An ecosystem is a complex network of interactions between biotic and abiotic components of a particular location. Living organisms such as birds, animals, plants and microorganisms form the biotic component while land, air and water form the abiotic components. Biotic and abiotic components interact with each other resulting in transfer and replenishment of energy and nutrients.
Solar energy is the main source of energy for all living organisms but not all organisms can utilize it. Only plants, algae, certain bacteria and fungi can use solar energy. This makes other organisms depend on plants directly or indirectly to gain energy and nutrients. This sequence of one organism interacting with another for food gives rise to a food chain.
There are three major categories of living things based on how they obtain energy, namely producers, consumers and decomposers. The organisms of a food chain vary according to ecosystems, for example, the organisms of a tropical ecosystem and an arctic ecosystem are different. The interactions between these organisms enable the cyclic flow of energy and nutrients in the ecosystem.
What Types of Organisms are Producers?
Producers form the first link of a food chain and as the name suggests, they produce food and oxygen using solar energy or chemical energy. Autotrophic plants, phytoplanktons, algae and certain species of bacteria are the producers of earth’s ecosystem.
Autotrophic plants are the main producers in terrestrial ecosystems while phytoplanktons are the producers in aquatic ecosystems. Volcanic bacteria that live near volcanic vents use sulfur to produce food.
Since they are at the beginning of the food chain, producers are the direct or indirect source of food for other living organisms. For example, herbivores eat plants, carnivores eat herbivores and microorganisms and fungi feed on dead animals and plant. As one organism feeds on another, energy moves through organisms in an ecosystem in the form of carbohydrates. Producers, thus, generate the energy and nutrients that sustains the ecosystem.
What Types of Organisms are Consumers?
The next level of organisms that follows the producers is the consumers. Consumers are organisms that cannot prepare their own food and depend on plants and animals for food. Depending on how they obtain food, there are four types of consumers: primary, secondary, tertiary and quaternary consumers.
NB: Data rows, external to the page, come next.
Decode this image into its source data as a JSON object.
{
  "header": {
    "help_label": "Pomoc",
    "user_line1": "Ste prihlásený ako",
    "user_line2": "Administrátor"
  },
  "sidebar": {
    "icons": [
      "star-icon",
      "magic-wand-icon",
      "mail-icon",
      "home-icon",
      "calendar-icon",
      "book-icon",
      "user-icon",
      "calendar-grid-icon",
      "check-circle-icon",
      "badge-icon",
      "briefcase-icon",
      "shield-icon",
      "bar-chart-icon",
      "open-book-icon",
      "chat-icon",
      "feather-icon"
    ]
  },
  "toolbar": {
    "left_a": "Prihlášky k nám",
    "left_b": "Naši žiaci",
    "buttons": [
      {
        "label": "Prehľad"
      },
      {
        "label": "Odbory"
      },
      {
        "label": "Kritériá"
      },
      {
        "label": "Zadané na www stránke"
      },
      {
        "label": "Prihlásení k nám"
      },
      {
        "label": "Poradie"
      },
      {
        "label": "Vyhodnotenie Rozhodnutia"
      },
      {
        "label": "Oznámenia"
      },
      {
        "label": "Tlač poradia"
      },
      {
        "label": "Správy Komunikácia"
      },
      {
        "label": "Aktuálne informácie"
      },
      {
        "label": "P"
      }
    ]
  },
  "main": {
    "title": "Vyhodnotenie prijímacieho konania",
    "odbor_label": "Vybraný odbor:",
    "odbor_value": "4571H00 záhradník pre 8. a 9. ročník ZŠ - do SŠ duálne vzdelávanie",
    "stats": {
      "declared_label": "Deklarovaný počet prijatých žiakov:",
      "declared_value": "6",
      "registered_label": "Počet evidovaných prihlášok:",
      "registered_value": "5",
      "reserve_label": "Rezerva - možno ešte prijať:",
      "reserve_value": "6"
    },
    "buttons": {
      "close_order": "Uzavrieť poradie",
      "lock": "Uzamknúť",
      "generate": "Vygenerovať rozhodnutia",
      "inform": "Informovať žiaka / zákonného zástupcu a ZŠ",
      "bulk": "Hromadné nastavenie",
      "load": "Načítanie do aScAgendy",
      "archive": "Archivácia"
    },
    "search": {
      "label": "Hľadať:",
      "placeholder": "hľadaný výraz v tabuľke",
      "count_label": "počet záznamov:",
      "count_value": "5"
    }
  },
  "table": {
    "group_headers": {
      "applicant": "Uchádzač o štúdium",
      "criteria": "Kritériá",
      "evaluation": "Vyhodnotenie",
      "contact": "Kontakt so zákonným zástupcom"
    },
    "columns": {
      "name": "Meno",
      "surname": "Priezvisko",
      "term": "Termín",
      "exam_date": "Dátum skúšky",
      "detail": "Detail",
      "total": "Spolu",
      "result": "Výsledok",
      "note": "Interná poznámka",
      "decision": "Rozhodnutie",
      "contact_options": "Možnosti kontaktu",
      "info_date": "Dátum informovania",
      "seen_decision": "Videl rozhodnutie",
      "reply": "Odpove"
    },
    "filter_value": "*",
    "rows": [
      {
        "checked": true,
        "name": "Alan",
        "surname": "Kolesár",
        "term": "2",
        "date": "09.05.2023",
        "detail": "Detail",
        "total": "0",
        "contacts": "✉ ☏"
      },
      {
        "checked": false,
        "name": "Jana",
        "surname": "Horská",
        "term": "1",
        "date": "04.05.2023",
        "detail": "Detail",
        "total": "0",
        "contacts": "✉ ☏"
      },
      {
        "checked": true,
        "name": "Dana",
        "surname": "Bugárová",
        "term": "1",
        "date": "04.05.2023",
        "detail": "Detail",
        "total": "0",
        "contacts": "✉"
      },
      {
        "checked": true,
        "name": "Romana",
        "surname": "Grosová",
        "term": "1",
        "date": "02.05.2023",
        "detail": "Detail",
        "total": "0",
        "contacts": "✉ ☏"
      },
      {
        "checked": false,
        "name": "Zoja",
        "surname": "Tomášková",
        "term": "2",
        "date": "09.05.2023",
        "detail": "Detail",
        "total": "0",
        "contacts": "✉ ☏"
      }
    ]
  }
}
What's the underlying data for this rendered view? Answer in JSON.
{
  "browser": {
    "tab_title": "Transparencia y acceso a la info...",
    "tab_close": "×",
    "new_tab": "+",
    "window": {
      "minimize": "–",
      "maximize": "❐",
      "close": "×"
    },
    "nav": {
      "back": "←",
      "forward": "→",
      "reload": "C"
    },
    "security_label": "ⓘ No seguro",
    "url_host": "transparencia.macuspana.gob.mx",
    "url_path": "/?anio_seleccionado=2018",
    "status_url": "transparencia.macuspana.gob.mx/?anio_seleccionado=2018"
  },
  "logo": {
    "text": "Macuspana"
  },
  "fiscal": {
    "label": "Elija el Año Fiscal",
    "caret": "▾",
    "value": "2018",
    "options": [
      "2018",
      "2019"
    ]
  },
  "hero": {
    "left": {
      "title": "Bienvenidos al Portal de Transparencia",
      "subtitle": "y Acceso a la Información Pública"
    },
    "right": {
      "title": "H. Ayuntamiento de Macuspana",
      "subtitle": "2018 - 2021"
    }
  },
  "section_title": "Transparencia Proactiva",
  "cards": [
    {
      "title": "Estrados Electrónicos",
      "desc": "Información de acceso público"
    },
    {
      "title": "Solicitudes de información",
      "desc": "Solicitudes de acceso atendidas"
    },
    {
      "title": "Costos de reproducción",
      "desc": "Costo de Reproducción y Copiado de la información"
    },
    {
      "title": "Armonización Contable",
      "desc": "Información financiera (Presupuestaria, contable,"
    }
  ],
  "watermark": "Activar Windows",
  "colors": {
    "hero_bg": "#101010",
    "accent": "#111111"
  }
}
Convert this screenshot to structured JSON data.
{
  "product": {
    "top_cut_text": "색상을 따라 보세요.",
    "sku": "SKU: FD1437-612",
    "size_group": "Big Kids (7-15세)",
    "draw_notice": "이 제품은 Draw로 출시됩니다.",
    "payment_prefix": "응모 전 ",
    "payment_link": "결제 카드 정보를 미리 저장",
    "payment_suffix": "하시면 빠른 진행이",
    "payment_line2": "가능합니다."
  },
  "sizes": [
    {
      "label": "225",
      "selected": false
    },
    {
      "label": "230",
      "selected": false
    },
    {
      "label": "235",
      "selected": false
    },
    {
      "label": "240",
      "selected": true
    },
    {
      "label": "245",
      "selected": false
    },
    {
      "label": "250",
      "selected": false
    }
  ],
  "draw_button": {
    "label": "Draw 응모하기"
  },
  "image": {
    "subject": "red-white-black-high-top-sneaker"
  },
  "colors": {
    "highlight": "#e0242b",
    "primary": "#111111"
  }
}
Consider this food chain. In a swamp habitat, a grasshopper eats swamp grass (producer). The grasshopper gets eaten by a frog. Then the frog is eaten by a snake and the snake is eventually eaten by an eagle.
In this food chain, the grasshopper is the primary consumer, the frog is the secondary consumer, the snake is the tertiary consumer and the eagle is the quaternary consumer.In any food chain, apex predators, such as eagle, are the highest level consumers, as they do not have a natural predator. Lions, eagles, sharks and human beings are apex predators.
Which Organisms are Decomposers?
The earth contains a limited amount of organic matter that is necessary for the survival of living organisms. Therefore, all organic matter needs to be continuously replenished in nature. This process is carried out by decomposers, the final link in the food chain.
Decomposers are microorganisms that break down complex organic matter into simple inorganic matter through chemical reactions. Decomposers such as bacteria and fungi scavenge dead and decaying plant and animal bodies and keep nutrients and energy circulating in nature.
All living organisms are made up of complex organic matter such as complex carbohydrates, proteins and fats. When they die, decomposers act on their dead bodies and return their organic matter back to nature in inorganic form. The inorganic matter enters the soil as nutrients that are absorbed by plants.
About the Author
Kavita Naik is a freelance writer and instructional designer. She holds Bachelor of Science in Zoology. She has edited life science research papers for several major scientific journals. She has years of experience in designing and developing learning solutions for educational as well as professional purposes. She has also created Common Core-compliant curriculum.